Being in the United States Air Force (or in my case, the Royal Canadian Air Force) allows people to see some pretty incredible parts of the world – places that no average person could possibly ever experience with their work, or even on a weekend vacation – to the last frontier.
I am a Royal Canadian Air Force (RCAF) officer posted to Joint Base Elmendorf-Richardson (JBER) in Alaska. I work with the 611th Air Communications Squadron (ACOMS) in communications support of the Alaskan NORAD Region (ANR) mission.
In an organization of about 25 United States Air Force personnel and 15 Department of Defense civilians, it is certainly a unique and wonderful experience being the sole Canadian in an entirely American organization. I am fully integrated within the Squadron and am embraced to focus on our common NORAD mission.
(In total, more than 35 Canadian Forces personnel work with the Canadian Detachment in support of the ANR at JBER near Anchorage.)
My current focal point is to oversee and monitor mid- to long-term project upgrades of ANR radars. I also champion movements on how to efficiently and effectively distribute radar and communications feeds to create maximum redundancy across the North.

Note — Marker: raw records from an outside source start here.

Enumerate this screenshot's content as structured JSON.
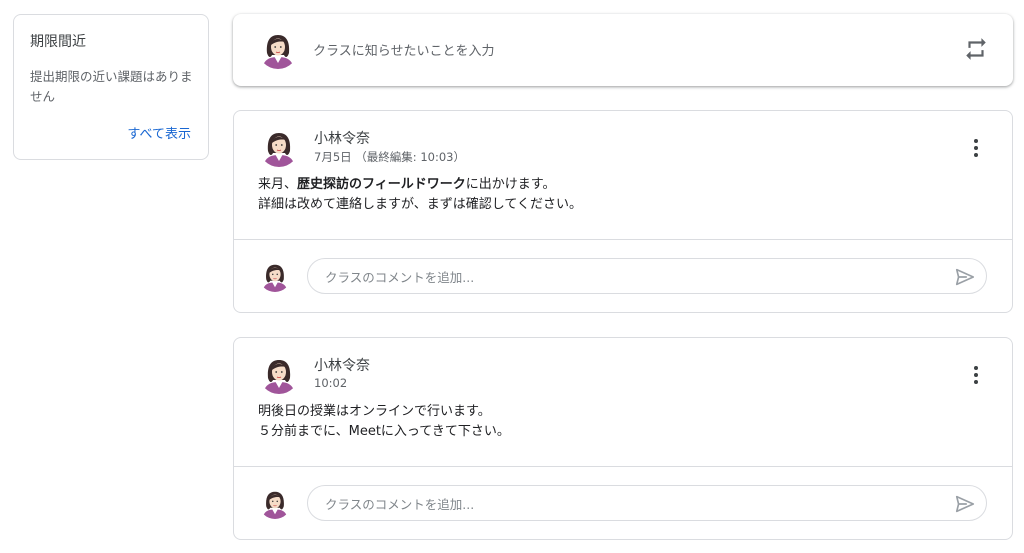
{
  "upcoming": {
    "title": "期限間近",
    "body": "提出期限の近い課題はありません",
    "view_all": "すべて表示"
  },
  "announce": {
    "placeholder": "クラスに知らせたいことを入力"
  },
  "posts": [
    {
      "author": "小林令奈",
      "time": "7月5日 （最終編集: 10:03）",
      "line1_pre": "来月、",
      "line1_bold": "歴史探訪のフィールドワーク",
      "line1_post": "に出かけます。",
      "line2": "詳細は改めて連絡しますが、まずは確認してください。",
      "comment_placeholder": "クラスのコメントを追加..."
    },
    {
      "author": "小林令奈",
      "time": "10:02",
      "line1": "明後日の授業はオンラインで行います。",
      "line2": "５分前までに、Meetに入ってきて下さい。",
      "comment_placeholder": "クラスのコメントを追加..."
    }
  ],
  "colors": {
    "link": "#1967d2",
    "border": "#dadce0",
    "text": "#3c4043",
    "muted": "#5f6368"
  },
  "icons": {
    "repost": "repost-icon",
    "menu": "more-vert-icon",
    "send": "send-icon",
    "avatar": "user-avatar"
  }
}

This endeavor, I anticipate, will further link Canadian NORAD Region (CANR) and ANR together, creating an even stronger communications link and partnership across the North.
One incredible aspect of my job is the opportunity to travel to some of the remote radar locations across Alaska. I have been fortunate enough to travel in a USAF C-12 [a twin-engine turboprop aircraft manufactured by Beechcraft] to Sparrevohn, Tatalina, and Barter Island in Alaska.
At Barter Island in the Beaufort Sea, I had the wonderful experience of seeing the first Distant Early Warning Line (DEW) radar station, which is still holding strong to this day.
(Barter Island was a major trade center (circa 1900) for the Inupiat people and was especially important as a bartering place for Inupiat from Alaska and Inuit from Canada, hence its name.)
At Barter Island every year, the Inupiat people [near the community of Kaktovik] catch whales, and discard the unwanted parts of the hunt on the Island, attracting numerous polar bear every year, like clockwork.
On my trip in September 2012, I saw nine polar bears, having missed the 70 that were there at the same time only one week before.
Communications infrastructure certainly takes you to some very interesting areas of the world!
The North is a wonderful and majestic place. The ground is untouched by human presence. Flying above much of Alaska, I see no fields, roads, or power lines – no signs of smoke or pollution. This peaceful, rugged expanse is quite honestly one of the last frontiers of America.
I have experienced the Arctic in places such as Thule, Greenland, as well as Fort MacPherson, N.W.T., and Canadian Forces Station Alert, Nunavut, where I spent three months in 2006 as an officer cadet doing “on-the-job training”.
Now, having a slightly broader perspective of the Arctic (albeit largely from a military perspective), I have come to cultivate a fondness to the North American Arctic. The Arctic is the only spot I know of where you can stop your car, turn off the engine, get out, and experience absolute silence.
However, as the North is experiencing more change from one year to the next, we must pause for a moment and consider something. There is the potential that this eerie silence and untouched landscape may not fully exist within the lifetime of our next generation.
I do genuinely feel that the North is certainly something worth protecting. In order to keep up with this changing environment I believe it is important that Canadians, Americans, and members of our armed forces stay ahead of the curve, and continue to invest our thoughts, our ideas, and our continued presence in the North.
Working with the United States in the Arctic is a very unique and gratifying experience. I find both Canada and the U.S. take great pride in the North, and we both experience and appreciate this land in similar ways. As the distance narrows between the lines of longitude towards the North Pole, the Arctic becomes ever increasingly a smaller and smaller place; sets of values will need to be shared and many countries will need to cooperate and embrace this area together.
I believe Canada and the U.S. have been, and continue to be pioneers in leading the way, sharing partnered responsibility for protection of our territories through the NORAD mission, helping to keep this last brilliant wilderness glorious and free while we move north to the future.